In their statement, the G5 said it was committed to try to address “any outstanding problems” on trade talks and added the successful conclusion of Doha would provide “a major stimulus to the restoration of confidence in world markets”.
But it also called on the world’s richest nations to tear down trade barriers they said were a drag on the world economy and to restore credit to the poorest countries.
“We will stress tomorrow the importance of maintaining adequate flow of finance to the developing countries and also of keeping markets open by resisting protectionist pressures,” said India’s Prime Minister Manmohan Singh.
The G8 agreed on yesterday to try to limit global warming to 2 degrees Celsius and cut its greenhouse gas emissions by 80 %, but it failed to persuade China and India to join a bid to halve world emissions.

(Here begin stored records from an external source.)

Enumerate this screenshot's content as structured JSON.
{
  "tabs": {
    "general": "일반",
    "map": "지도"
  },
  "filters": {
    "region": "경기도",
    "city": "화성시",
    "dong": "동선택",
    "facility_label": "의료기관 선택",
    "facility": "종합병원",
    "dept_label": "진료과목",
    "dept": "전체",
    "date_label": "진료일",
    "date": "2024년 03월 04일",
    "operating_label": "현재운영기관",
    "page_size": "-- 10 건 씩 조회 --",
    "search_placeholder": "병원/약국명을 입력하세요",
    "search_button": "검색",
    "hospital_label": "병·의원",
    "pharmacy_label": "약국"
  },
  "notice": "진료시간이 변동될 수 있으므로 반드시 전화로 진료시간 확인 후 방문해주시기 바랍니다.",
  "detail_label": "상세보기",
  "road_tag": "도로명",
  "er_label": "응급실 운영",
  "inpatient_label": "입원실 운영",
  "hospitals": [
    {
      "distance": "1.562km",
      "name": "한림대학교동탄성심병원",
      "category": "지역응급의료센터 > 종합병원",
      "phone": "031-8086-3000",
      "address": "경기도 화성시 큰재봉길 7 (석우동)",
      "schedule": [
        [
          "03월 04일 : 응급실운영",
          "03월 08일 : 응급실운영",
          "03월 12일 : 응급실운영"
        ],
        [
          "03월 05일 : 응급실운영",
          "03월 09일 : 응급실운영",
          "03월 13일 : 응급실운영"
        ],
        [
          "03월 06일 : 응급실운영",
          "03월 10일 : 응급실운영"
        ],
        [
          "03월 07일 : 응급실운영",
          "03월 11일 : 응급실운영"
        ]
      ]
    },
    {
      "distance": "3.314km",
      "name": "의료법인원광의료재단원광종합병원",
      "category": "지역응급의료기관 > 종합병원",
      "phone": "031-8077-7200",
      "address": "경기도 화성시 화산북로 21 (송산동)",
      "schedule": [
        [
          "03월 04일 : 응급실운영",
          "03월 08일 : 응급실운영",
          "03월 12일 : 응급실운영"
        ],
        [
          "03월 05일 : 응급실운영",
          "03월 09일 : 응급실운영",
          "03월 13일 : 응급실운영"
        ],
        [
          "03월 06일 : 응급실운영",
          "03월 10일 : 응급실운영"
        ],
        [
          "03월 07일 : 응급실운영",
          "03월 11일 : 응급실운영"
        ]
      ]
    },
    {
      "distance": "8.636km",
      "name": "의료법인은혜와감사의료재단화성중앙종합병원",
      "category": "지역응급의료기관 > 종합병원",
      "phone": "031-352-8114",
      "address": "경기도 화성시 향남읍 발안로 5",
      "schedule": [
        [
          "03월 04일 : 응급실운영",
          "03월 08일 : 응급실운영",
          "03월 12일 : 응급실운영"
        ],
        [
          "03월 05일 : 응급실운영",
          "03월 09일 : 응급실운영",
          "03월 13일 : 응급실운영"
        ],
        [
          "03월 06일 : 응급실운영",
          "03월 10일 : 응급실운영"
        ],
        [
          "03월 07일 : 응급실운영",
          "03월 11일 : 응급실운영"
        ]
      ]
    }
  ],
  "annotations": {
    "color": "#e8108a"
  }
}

Speaking to reporters, leaders of the G5 nations said the world’s richest nations had a greater responsibility to address climate change.
With only five months until a new UN climate pact is due to be agreed in Copenhagen, the G5 called on developed nations to reduce their aggregate emissions by at least 40 % below 1990 levels by 2020.
“The member countries of the Group of Five reiterate our commitment to shared yet differentiated responsibilities in order to face this global problem,” said Mexican President Felipe Calderon.
Chinese State Councillor Dai Bingguo stood in for President Hu Jintao, who pulled out of the summit to return home to monitor developments in the northwestern Xinjiang region after 156 people were killed in its worst ethnic violence in decades.
Some had thought China might push for G8 debate about the dollar’s status as the world’s main reserve currency, but Dai steered well clear of broaching anything so controversial in his statement to the press.
“We had a candid, effective and in-depth exchange of views and reached a broad consensus. Of course, there are some issues that need further discussion and study,” he said.
China has been credited by many analysts for a textbook stimulus programme that has helped its recovery, and the G5 countries called for “strong economic stimulus measures to restore market confidence”.
“Developed countries have a leading responsibility in this regard.”